We claim:

1. A timekeeping device including a base,

two mechanical oscillators attached to the base,

5 6 means to impulse the oscillators to oscillate uniformly 3. A timekeeper as in claim 1 wherein the impulsing and at the same frequency, means comprises an exciter coil mounted on one diain which the oscillators compensate each other by havphragm and a permanent magnet mounted on the other ing their products Aw equal, where diaphragm.

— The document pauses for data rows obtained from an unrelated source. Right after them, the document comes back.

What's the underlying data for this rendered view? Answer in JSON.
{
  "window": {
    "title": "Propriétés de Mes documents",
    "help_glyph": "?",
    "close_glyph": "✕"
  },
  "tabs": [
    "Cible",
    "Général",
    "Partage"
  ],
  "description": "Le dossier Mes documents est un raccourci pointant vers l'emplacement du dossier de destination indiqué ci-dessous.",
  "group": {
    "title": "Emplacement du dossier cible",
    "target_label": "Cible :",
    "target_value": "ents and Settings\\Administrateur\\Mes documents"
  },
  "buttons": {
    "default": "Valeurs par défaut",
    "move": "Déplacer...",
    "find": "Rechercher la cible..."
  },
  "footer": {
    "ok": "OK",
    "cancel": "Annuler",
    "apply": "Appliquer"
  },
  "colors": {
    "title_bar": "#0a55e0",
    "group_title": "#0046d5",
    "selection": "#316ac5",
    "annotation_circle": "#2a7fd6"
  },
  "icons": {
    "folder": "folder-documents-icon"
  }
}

A is the moment of inertia of the oscillator, and 5 w is its amplitude of oscillation, References Cited y the Examiner and the reaction moments of the oscillators in-phase are UNITED STATES PATENTS in opposite directions,

characterized in that both oscillators are diaphragms 3170278 2/1965 Stutz 58*23 clamped at their periphery. 1o 2. A timekeeper as in claim 1 wherein both diaphragms RICHARD WHTKINSON 'Prlmary Exammer' are mounted on a single cylindrical base and the dia- BAKER, AS81810"! Exammerphragms are circular.

Patent Citations
Cited PatentFiling datePublication dateApplicantTitle
US3170278 *Sep 18, 1962Feb 23, 1965Foerderung Forschung GmbhFlexural vibrator for normal-frequency oscillators, especially in time-measuring appliances
Referenced by
Citing PatentFiling datePublication dateApplicantTitle
US4354067 *Mar 30, 1979Oct 12, 1982Bodysonic Kabushiki KaishaAudio-band electromechanical vibration converter
US4495638 *Feb 23, 1981Jan 22, 1985Body Sonic Kabushiki KaishaAudio-band electro-mechanical vibration converter
US7795763 *Mar 23, 2005Sep 14, 2010University Of SouthamptonElectromagnetic device for converting mechanical vibrational energy into electrical energy
Classifications
U.S. Classification368/160, 368/202, 310/15, 968/483
International ClassificationG04C3/10, G04C3/00
Cooperative ClassificationG04C3/102
European ClassificationG04C3/10B2